Along with keeping your software patched, you also need a good anti-virus/malware program to protect your systems for the ever-growing number of viruses out there. These can be transmitted not just by e-mail, but also by simply visiting sites on the internet that have been compromised. Most business class software will not only catch the majority of these, but also keep them from spreading across the network if a machine does get infected. The better packages keep all machines updated, as well as providing a quarentine for any suspect files detected.
You will also need to look at how well you keep company data from leaving the building. 30% of data loss comes from inside jobs. You may do a great job of securing the firewall and keeping outside threats at bay, but do you lock down server drives, floppy drives, CD writers, and USB drives to keep someone from e-mailing sensitive data or simply walking out the door with your customer list?
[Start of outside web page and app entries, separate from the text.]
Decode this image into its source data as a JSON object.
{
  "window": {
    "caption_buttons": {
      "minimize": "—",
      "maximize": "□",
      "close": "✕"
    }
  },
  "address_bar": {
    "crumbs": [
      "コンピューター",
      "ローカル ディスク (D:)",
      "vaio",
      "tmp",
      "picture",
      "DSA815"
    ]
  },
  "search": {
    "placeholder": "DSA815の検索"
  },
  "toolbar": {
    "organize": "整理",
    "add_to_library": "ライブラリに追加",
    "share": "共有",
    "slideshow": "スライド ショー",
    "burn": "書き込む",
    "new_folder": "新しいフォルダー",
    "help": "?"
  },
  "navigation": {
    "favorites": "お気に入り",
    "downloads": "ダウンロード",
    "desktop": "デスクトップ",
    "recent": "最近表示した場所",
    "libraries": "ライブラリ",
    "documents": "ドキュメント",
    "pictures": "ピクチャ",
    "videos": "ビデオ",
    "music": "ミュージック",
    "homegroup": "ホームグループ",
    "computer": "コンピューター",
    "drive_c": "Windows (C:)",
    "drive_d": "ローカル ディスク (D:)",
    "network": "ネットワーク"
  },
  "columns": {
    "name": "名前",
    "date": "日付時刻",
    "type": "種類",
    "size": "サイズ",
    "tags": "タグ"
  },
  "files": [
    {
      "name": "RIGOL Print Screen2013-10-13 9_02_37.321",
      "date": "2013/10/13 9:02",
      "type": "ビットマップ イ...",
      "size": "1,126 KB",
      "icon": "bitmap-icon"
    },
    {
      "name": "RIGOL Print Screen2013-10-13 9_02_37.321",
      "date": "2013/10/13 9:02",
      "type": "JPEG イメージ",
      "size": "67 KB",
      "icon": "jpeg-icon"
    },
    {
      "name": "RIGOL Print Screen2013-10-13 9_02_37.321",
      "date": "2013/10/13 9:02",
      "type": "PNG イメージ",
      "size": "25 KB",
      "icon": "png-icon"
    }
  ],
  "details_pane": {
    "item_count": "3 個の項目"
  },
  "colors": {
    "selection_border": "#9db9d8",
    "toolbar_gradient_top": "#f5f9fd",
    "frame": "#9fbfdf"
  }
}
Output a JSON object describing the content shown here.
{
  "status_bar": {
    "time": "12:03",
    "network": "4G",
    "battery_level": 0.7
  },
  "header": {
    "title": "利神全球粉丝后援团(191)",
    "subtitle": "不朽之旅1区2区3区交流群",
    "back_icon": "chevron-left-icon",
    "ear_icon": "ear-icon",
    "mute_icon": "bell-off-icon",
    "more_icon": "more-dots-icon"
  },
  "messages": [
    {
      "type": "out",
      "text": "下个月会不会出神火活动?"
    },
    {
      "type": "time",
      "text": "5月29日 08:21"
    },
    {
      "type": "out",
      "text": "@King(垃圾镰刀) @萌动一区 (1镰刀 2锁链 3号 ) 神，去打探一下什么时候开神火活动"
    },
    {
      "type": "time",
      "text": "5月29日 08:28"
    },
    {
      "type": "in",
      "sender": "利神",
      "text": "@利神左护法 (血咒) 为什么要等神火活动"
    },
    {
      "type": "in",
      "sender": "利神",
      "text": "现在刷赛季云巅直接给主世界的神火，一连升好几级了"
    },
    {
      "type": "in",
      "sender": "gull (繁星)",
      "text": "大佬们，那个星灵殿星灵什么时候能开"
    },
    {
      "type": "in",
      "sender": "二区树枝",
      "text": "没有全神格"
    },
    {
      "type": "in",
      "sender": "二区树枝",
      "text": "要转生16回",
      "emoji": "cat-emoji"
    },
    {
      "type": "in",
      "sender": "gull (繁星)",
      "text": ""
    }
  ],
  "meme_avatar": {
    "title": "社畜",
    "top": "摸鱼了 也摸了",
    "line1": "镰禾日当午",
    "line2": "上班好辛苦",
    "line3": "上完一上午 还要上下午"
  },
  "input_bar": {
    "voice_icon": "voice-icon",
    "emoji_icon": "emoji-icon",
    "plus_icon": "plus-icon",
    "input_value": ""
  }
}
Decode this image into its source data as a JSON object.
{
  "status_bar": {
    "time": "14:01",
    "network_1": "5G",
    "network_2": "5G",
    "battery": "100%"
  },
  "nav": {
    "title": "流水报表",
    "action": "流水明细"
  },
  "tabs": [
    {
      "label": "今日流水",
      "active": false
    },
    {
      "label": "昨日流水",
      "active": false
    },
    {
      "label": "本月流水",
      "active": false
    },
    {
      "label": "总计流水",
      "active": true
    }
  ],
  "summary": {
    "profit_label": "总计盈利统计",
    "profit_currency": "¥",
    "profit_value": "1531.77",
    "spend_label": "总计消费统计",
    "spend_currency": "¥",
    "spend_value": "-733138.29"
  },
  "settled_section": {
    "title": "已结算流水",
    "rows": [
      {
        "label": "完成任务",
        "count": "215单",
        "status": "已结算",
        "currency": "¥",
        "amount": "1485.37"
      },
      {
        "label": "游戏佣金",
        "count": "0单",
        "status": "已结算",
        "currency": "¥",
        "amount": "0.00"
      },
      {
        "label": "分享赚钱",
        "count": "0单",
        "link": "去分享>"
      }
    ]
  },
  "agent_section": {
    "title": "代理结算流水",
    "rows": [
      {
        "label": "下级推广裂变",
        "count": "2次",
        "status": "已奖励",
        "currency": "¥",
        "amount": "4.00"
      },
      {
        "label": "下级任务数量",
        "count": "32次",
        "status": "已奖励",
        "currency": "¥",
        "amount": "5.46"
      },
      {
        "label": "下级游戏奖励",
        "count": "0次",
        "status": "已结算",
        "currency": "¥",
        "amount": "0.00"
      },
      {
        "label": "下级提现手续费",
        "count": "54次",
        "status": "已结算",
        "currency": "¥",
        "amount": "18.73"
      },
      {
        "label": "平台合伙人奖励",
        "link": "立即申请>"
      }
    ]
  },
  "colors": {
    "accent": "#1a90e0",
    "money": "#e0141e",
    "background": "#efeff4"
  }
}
A large percentage of these issues can be avoided by having strong policies and procedures in place. Managers and IT personnel need to be aware of these policies, but also be aware of how to deal with questions when they arise. Your staff should feel comfortable asking a manager or IT staff if they get a suspected virus file in their e-mail or if they should open an attachment. Most likely it is not their fault as the people who do the most work in communications, ordering online, or research will also get the most amount of spam and malware sent to them. An environment should be fostered that they feel supported and part of the effort to secure and protect the business.
This is by no means a comprehensive, end all discussion of the subject, as it would consume volumes. But it should serve as a primer for some easy steps to get you headed in the right direction and give a general answer to the question. So while it may not be possible to make your business impenetrable from a concentrated attack by a foreign government, the good news is that there are plenty of great tools available to make yourself safe from all the threats that your business is most likely to face. It's up to you to put them to use.